By Angelina Sirak
KU’s Women’s Consortium is focusing its efforts on bringing back a campus daycare facility for children of faculty and students.
Erin Kraal, head coordinator of the Women’s Consortium, said the group is currently in the information-gathering stage. The group plans to send a survey to all faculty members regarding the lack of childcare resources and how it impacts their careers.
“The advocacy stage is important and getting perspectives is critical,” said Kraal. They need to document the impact to show how many people really need this support from KU.
Their objective is to remind the current administration that this service was once available and that it used to be a selling point for KU.
The Women’s Consortium is going to move forward with determining a potential space KU can use for the service sometime during the fall semester. At this point, they have not looked into costs.
KU used to provide a daycare located in KU’s Old Main, which was run by a YMCA. The YMCA took infants starting at 6 weeks to age 4, according to Kraal.
“KU received notice from the Tri Valley YMCA on May 12, 2011 that they were closing the Kutztown University Day Care effective June 30, 2011,” said Gerald Silberman, KU Vice President for Administration and Finance. The YMCA cited consistent operating losses, despite cutting back on staff, as their reason for closure.
“Due to financial stress the year before the daycare closure, we didn’t consider ways to support the replacement of this service,” said Silberman.
Kraal said, “Having childcare on campus would really strengthen the community because we can help parents at a very vulnerable point.”
“Childcare is a faculty, staff and especially student issue,” said Kraal. Over a quarter (26%) of all undergraduate students are raising dependent children in the United States, according to the Institute for Women’s Policy research.
“Whether you’re a parent living in or commuting to KU, you have to leave town for a daycare service because they aren’t provided,” explained Kraal.
Full-time KU junior and parent Tyleah Bidin said a daycare at KU would help her avoid the struggle of making childcare arrangements for her 8-month-old daughter.
Bidin commutes from Philadelphia every day and said, “Going to school and dropping
her off near campus will allow me to focus and attend classes with more ease.”
“I know KU used to offer a daycare and that was one of the attractive features about the school,” said Bidin.
Emily Cripe, communication professor and parent-faculty member of her 10-month-old son also expressed frustration with the lack of childcare resources. “When my husband and I are working at the same time, I don’t know what we’re going to do for childcare,” said Cripe.

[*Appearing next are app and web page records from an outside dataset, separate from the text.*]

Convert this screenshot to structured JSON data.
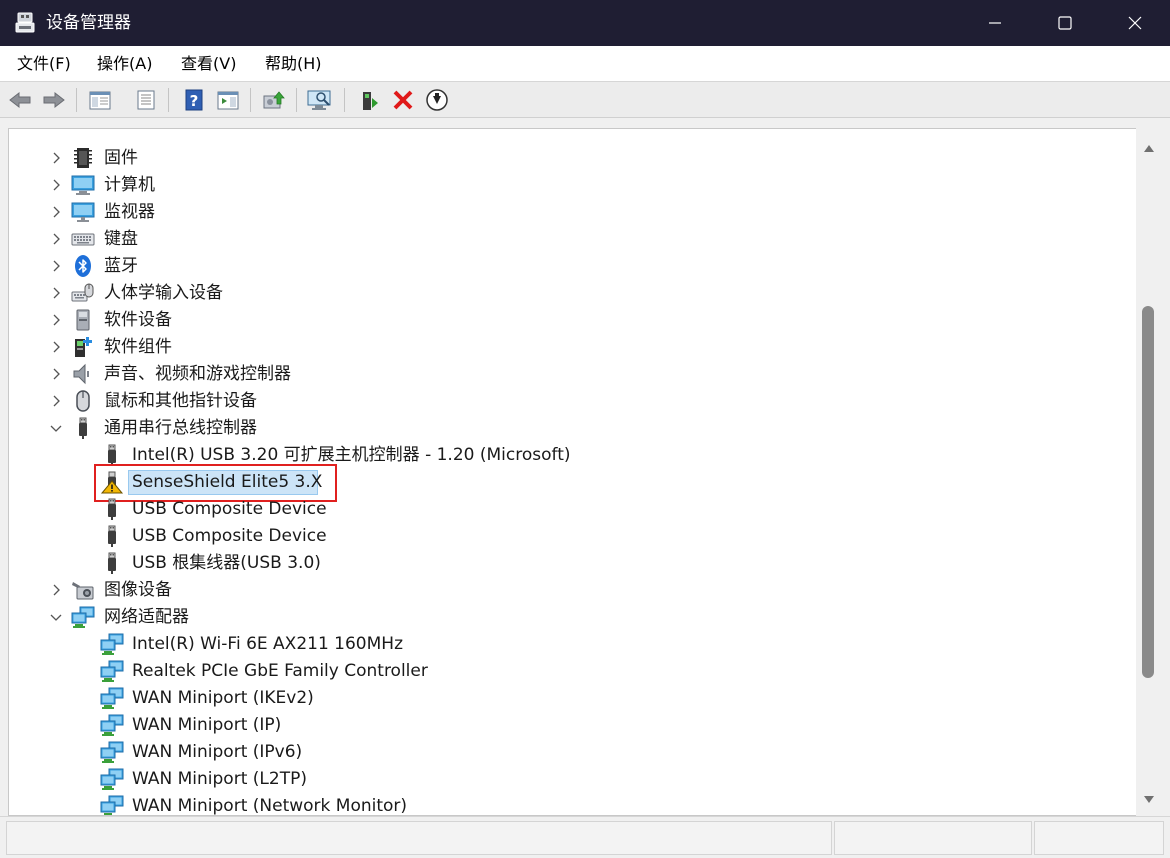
{
  "window": {
    "title": "设备管理器"
  },
  "menu": [
    "文件(F)",
    "操作(A)",
    "查看(V)",
    "帮助(H)"
  ],
  "toolbar": [
    "back-icon",
    "forward-icon",
    "show-hide-console-tree-icon",
    "properties-icon",
    "help-icon",
    "action-pane-icon",
    "update-driver-icon",
    "scan-hardware-changes-icon",
    "enable-device-icon",
    "uninstall-device-icon",
    "disable-device-icon"
  ],
  "tree": [
    {
      "label": "固件",
      "expanded": false,
      "icon": "firmware-icon"
    },
    {
      "label": "计算机",
      "expanded": false,
      "icon": "computer-icon"
    },
    {
      "label": "监视器",
      "expanded": false,
      "icon": "monitor-icon"
    },
    {
      "label": "键盘",
      "expanded": false,
      "icon": "keyboard-icon"
    },
    {
      "label": "蓝牙",
      "expanded": false,
      "icon": "bluetooth-icon"
    },
    {
      "label": "人体学输入设备",
      "expanded": false,
      "icon": "hid-icon"
    },
    {
      "label": "软件设备",
      "expanded": false,
      "icon": "software-device-icon"
    },
    {
      "label": "软件组件",
      "expanded": false,
      "icon": "software-component-icon"
    },
    {
      "label": "声音、视频和游戏控制器",
      "expanded": false,
      "icon": "speaker-icon"
    },
    {
      "label": "鼠标和其他指针设备",
      "expanded": false,
      "icon": "mouse-icon"
    },
    {
      "label": "通用串行总线控制器",
      "expanded": true,
      "icon": "usb-icon",
      "children": [
        {
          "label": "Intel(R) USB 3.20 可扩展主机控制器 - 1.20 (Microsoft)",
          "icon": "usb-icon"
        },
        {
          "label": "SenseShield Elite5 3.X",
          "icon": "usb-warning-icon",
          "selected": true,
          "warning": true
        },
        {
          "label": "USB Composite Device",
          "icon": "usb-icon"
        },
        {
          "label": "USB Composite Device",
          "icon": "usb-icon"
        },
        {
          "label": "USB 根集线器(USB 3.0)",
          "icon": "usb-icon"
        }
      ]
    },
    {
      "label": "图像设备",
      "expanded": false,
      "icon": "camera-icon"
    },
    {
      "label": "网络适配器",
      "expanded": true,
      "icon": "network-adapter-icon",
      "children": [
        {
          "label": "Intel(R) Wi-Fi 6E AX211 160MHz",
          "icon": "network-adapter-icon"
        },
        {
          "label": "Realtek PCIe GbE Family Controller",
          "icon": "network-adapter-icon"
        },
        {
          "label": "WAN Miniport (IKEv2)",
          "icon": "network-adapter-icon"
        },
        {
          "label": "WAN Miniport (IP)",
          "icon": "network-adapter-icon"
        },
        {
          "label": "WAN Miniport (IPv6)",
          "icon": "network-adapter-icon"
        },
        {
          "label": "WAN Miniport (L2TP)",
          "icon": "network-adapter-icon"
        },
        {
          "label": "WAN Miniport (Network Monitor)",
          "icon": "network-adapter-icon"
        }
      ]
    }
  ],
  "colors": {
    "titlebar": "#1f1e33",
    "selection": "#cce4f7",
    "highlight_border": "#e0201f",
    "warning": "#f2b705"
  }
}
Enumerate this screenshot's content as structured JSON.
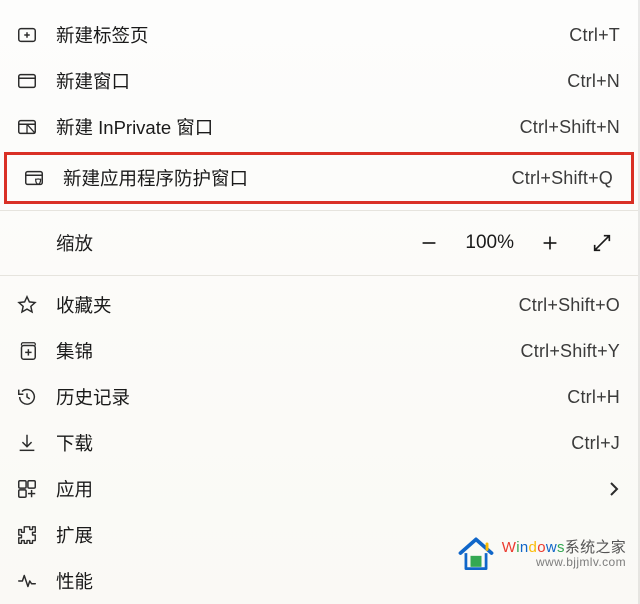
{
  "menu": {
    "items": [
      {
        "icon": "plus-tab-icon",
        "label": "新建标签页",
        "shortcut": "Ctrl+T"
      },
      {
        "icon": "window-icon",
        "label": "新建窗口",
        "shortcut": "Ctrl+N"
      },
      {
        "icon": "inprivate-icon",
        "label": "新建 InPrivate 窗口",
        "shortcut": "Ctrl+Shift+N"
      },
      {
        "icon": "guard-icon",
        "label": "新建应用程序防护窗口",
        "shortcut": "Ctrl+Shift+Q",
        "highlight": true
      }
    ],
    "zoom": {
      "label": "缩放",
      "value": "100%"
    },
    "items2": [
      {
        "icon": "star-icon",
        "label": "收藏夹",
        "shortcut": "Ctrl+Shift+O"
      },
      {
        "icon": "collections-icon",
        "label": "集锦",
        "shortcut": "Ctrl+Shift+Y"
      },
      {
        "icon": "history-icon",
        "label": "历史记录",
        "shortcut": "Ctrl+H"
      },
      {
        "icon": "download-icon",
        "label": "下载",
        "shortcut": "Ctrl+J"
      },
      {
        "icon": "apps-icon",
        "label": "应用",
        "arrow": true
      },
      {
        "icon": "extensions-icon",
        "label": "扩展"
      },
      {
        "icon": "performance-icon",
        "label": "性能"
      }
    ]
  },
  "brand": {
    "name_colored": [
      "W",
      "i",
      "n",
      "d",
      "o",
      "w",
      "s"
    ],
    "suffix": "系统之家",
    "url": "www.bjjmlv.com"
  }
}
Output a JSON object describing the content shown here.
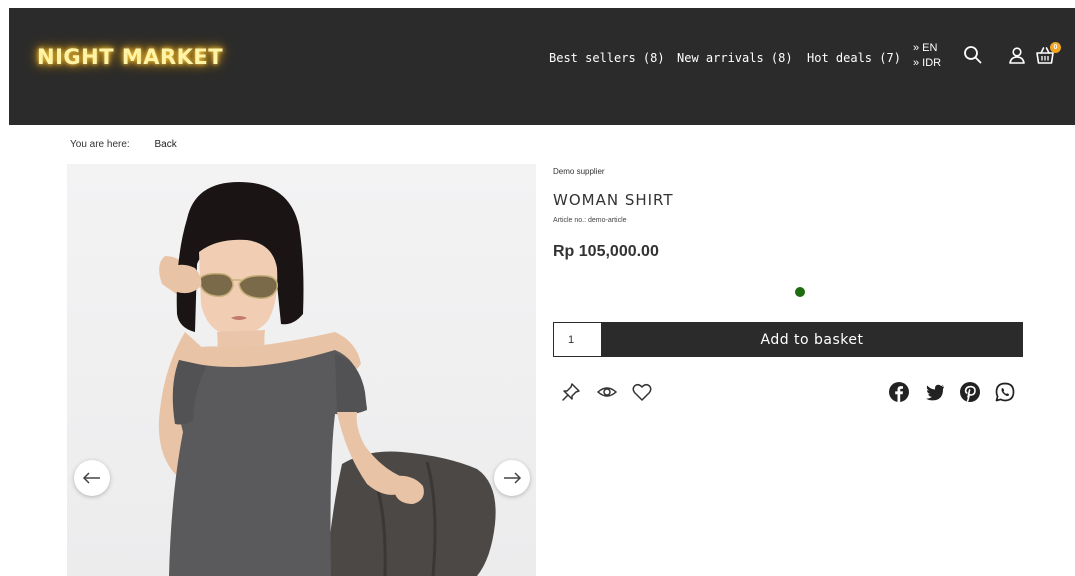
{
  "header": {
    "logo": "NIGHT MARKET",
    "nav": [
      {
        "label": "Best sellers (8)"
      },
      {
        "label": "New arrivals (8)"
      },
      {
        "label": "Hot deals (7)"
      }
    ],
    "lang": "» EN",
    "currency": "» IDR",
    "cart_count": "0",
    "icons": [
      "search-icon",
      "user-icon",
      "cart-icon"
    ]
  },
  "breadcrumb": {
    "label": "You are here:",
    "back": "Back"
  },
  "product": {
    "supplier": "Demo supplier",
    "title": "WOMAN SHIRT",
    "article": "Article no.: demo-article",
    "price": "Rp 105,000.00",
    "quantity": "1",
    "add_to_basket": "Add to basket",
    "variant_color": "#1e6b10"
  },
  "colors": {
    "header_bg": "#2b2b2b",
    "logo_glow": "#f3c63f",
    "badge": "#f5a524"
  }
}
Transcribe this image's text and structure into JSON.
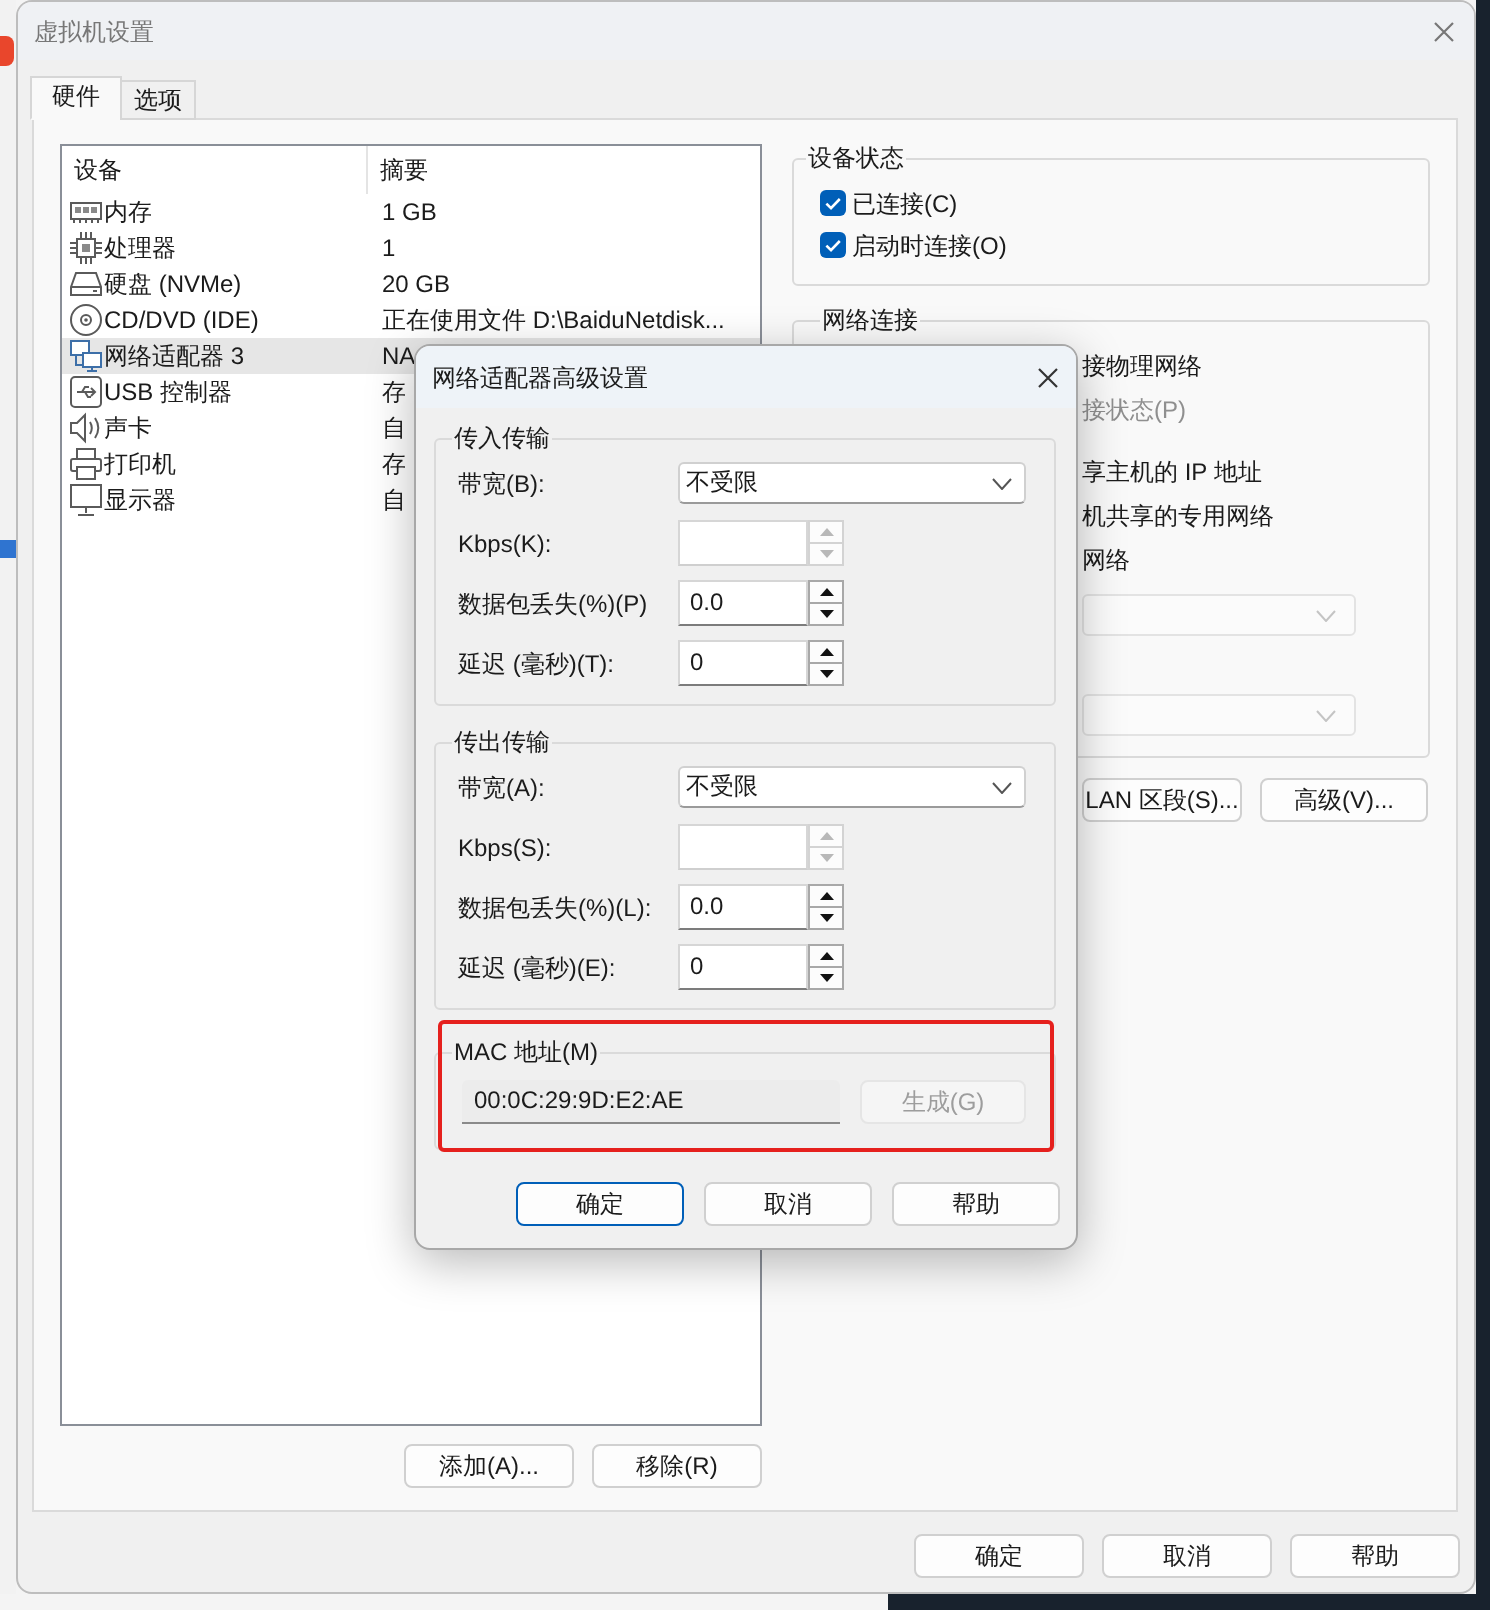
{
  "window": {
    "title": "虚拟机设置"
  },
  "tabs": [
    {
      "label": "硬件",
      "selected": true
    },
    {
      "label": "选项",
      "selected": false
    }
  ],
  "devices": {
    "columns": [
      "设备",
      "摘要"
    ],
    "rows": [
      {
        "kind": "memory",
        "name": "内存",
        "summary": "1 GB",
        "selected": false
      },
      {
        "kind": "processor",
        "name": "处理器",
        "summary": "1",
        "selected": false
      },
      {
        "kind": "disk",
        "name": "硬盘 (NVMe)",
        "summary": "20 GB",
        "selected": false
      },
      {
        "kind": "cdrom",
        "name": "CD/DVD (IDE)",
        "summary": "正在使用文件 D:\\BaiduNetdisk...",
        "selected": false
      },
      {
        "kind": "network",
        "name": "网络适配器 3",
        "summary": "NA",
        "selected": true
      },
      {
        "kind": "usb",
        "name": "USB 控制器",
        "summary": "存",
        "selected": false
      },
      {
        "kind": "sound",
        "name": "声卡",
        "summary": "自",
        "selected": false
      },
      {
        "kind": "printer",
        "name": "打印机",
        "summary": "存",
        "selected": false
      },
      {
        "kind": "display",
        "name": "显示器",
        "summary": "自",
        "selected": false
      }
    ]
  },
  "device_buttons": [
    {
      "label": "添加(A)..."
    },
    {
      "label": "移除(R)"
    }
  ],
  "device_status": {
    "title": "设备状态",
    "options": [
      {
        "label": "已连接(C)",
        "checked": true
      },
      {
        "label": "启动时连接(O)",
        "checked": true
      }
    ]
  },
  "network_connection": {
    "title": "网络连接",
    "options": [
      {
        "kind": "option",
        "label": "接物理网络",
        "disabled": false
      },
      {
        "kind": "sub_option",
        "label": "接状态(P)",
        "disabled": true
      },
      {
        "kind": "option",
        "label": "享主机的 IP 地址",
        "disabled": false
      },
      {
        "kind": "option",
        "label": "机共享的专用网络",
        "disabled": false
      },
      {
        "kind": "option",
        "label": "网络",
        "disabled": false
      }
    ],
    "dropdowns": [
      {
        "disabled": true
      },
      {
        "disabled": true
      }
    ],
    "buttons": [
      {
        "label": "LAN 区段(S)..."
      },
      {
        "label": "高级(V)..."
      }
    ]
  },
  "buttons": [
    {
      "label": "确定"
    },
    {
      "label": "取消"
    },
    {
      "label": "帮助"
    }
  ],
  "dialog": {
    "title": "网络适配器高级设置",
    "groups": [
      {
        "title": "传入传输",
        "fields": [
          {
            "kind": "dropdown",
            "label": "带宽(B):",
            "value": "不受限"
          },
          {
            "kind": "spinner",
            "label": "Kbps(K):",
            "disabled": true
          },
          {
            "kind": "spinner",
            "label": "数据包丢失(%)(P)",
            "value": "0.0",
            "disabled": false
          },
          {
            "kind": "spinner",
            "label": "延迟 (毫秒)(T):",
            "value": "0",
            "disabled": false
          }
        ]
      },
      {
        "title": "传出传输",
        "fields": [
          {
            "kind": "dropdown",
            "label": "带宽(A):",
            "value": "不受限"
          },
          {
            "kind": "spinner",
            "label": "Kbps(S):",
            "disabled": true
          },
          {
            "kind": "spinner",
            "label": "数据包丢失(%)(L):",
            "value": "0.0",
            "disabled": false
          },
          {
            "kind": "spinner",
            "label": "延迟 (毫秒)(E):",
            "value": "0",
            "disabled": false
          }
        ]
      }
    ],
    "mac": {
      "title": "MAC 地址(M)",
      "value": "00:0C:29:9D:E2:AE",
      "highlighted": true,
      "button": {
        "label": "生成(G)",
        "disabled": true
      }
    },
    "buttons": [
      {
        "label": "确定",
        "default": true
      },
      {
        "label": "取消",
        "default": false
      },
      {
        "label": "帮助",
        "default": false
      }
    ]
  }
}
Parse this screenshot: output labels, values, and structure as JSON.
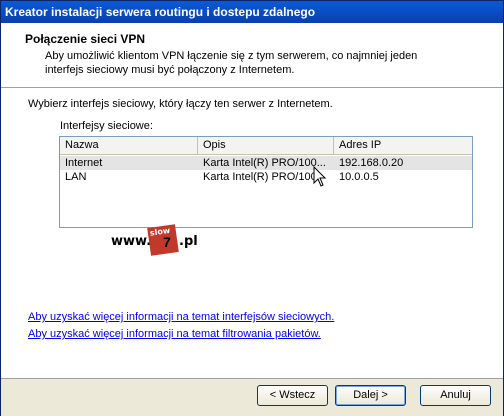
{
  "window": {
    "title": "Kreator instalacji serwera routingu i dostepu zdalnego"
  },
  "header": {
    "title": "Połączenie sieci VPN",
    "description": "Aby umożliwić klientom VPN łączenie się z tym serwerem, co najmniej jeden interfejs sieciowy musi być połączony z Internetem."
  },
  "body": {
    "prompt": "Wybierz interfejs sieciowy, który łączy ten serwer z Internetem.",
    "list_label": "Interfejsy sieciowe:",
    "columns": [
      "Nazwa",
      "Opis",
      "Adres IP"
    ],
    "rows": [
      {
        "name": "Internet",
        "description": "Karta Intel(R) PRO/100...",
        "ip": "192.168.0.20",
        "selected": true
      },
      {
        "name": "LAN",
        "description": "Karta Intel(R) PRO/100",
        "ip": "10.0.0.5",
        "selected": false
      }
    ]
  },
  "watermark": {
    "prefix": "www.",
    "box_text": "slow",
    "box_digit": "7",
    "suffix": ".pl"
  },
  "links": {
    "interfaces": "Aby uzyskać więcej informacji na temat interfejsów sieciowych.",
    "filtering": "Aby uzyskać więcej informacji na temat filtrowania pakietów."
  },
  "footer": {
    "back_label": "< Wstecz",
    "next_label": "Dalej >",
    "cancel_label": "Anuluj"
  },
  "colors": {
    "titlebar": "#0a3faf",
    "link": "#0000ee",
    "selection": "#e4e4e4"
  }
}
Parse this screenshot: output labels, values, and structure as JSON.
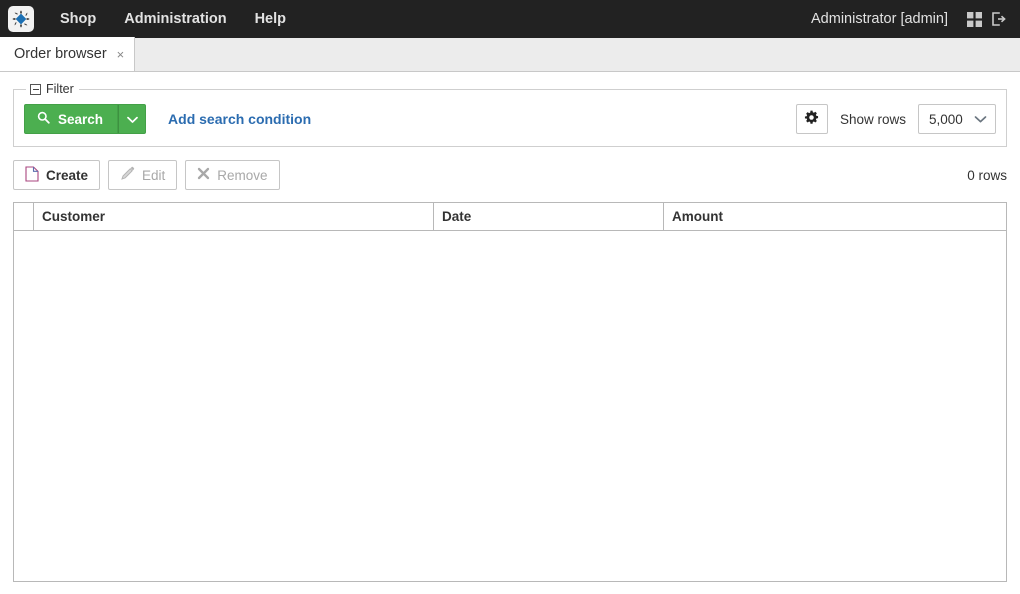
{
  "navbar": {
    "logo_icon": "app-logo-icon",
    "links": [
      {
        "label": "Shop"
      },
      {
        "label": "Administration"
      },
      {
        "label": "Help"
      }
    ],
    "user_label": "Administrator [admin]",
    "grid_icon": "grid-apps-icon",
    "logout_icon": "logout-icon"
  },
  "tabs": [
    {
      "label": "Order browser",
      "close_label": "×"
    }
  ],
  "filter": {
    "legend": "Filter",
    "collapse_icon": "minus-box-icon",
    "search_label": "Search",
    "search_icon": "magnifier-icon",
    "search_caret_icon": "chevron-down-icon",
    "add_condition_label": "Add search condition",
    "settings_icon": "gear-icon",
    "show_rows_label": "Show rows",
    "rows_value": "5,000",
    "rows_caret_icon": "chevron-down-icon"
  },
  "toolbar": {
    "create_label": "Create",
    "create_icon": "new-document-icon",
    "edit_label": "Edit",
    "edit_icon": "pencil-icon",
    "remove_label": "Remove",
    "remove_icon": "cross-icon",
    "rows_count": "0 rows"
  },
  "table": {
    "columns": [
      {
        "label": ""
      },
      {
        "label": "Customer"
      },
      {
        "label": "Date"
      },
      {
        "label": "Amount"
      }
    ],
    "rows": []
  },
  "colors": {
    "navbar_bg": "#222222",
    "accent_green": "#4caf50",
    "link_blue": "#2b6cb0",
    "tabbar_bg": "#ececec",
    "border_gray": "#b8b8b8"
  }
}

Cripe said, “It’s definitely a barrier because until he’s three, we don’t really have child care options in KU.” She concluded that a daycare on campus would definitely make her life easier as well as students who are in the same position.
Kraal related this issue back to KU President’s goal of supporting and retaining diverse faculty. “Diverse faculty are most likely not from here, so they need help if they’re parents,” said Kraal.
In order to retain student diversity and support, Kraal said a daycare would help them transition and keep them at KU.
“Every semester I have at least one student parent who does not return to KU,” said Kraal. “Because they don’t have enough help with childcare.”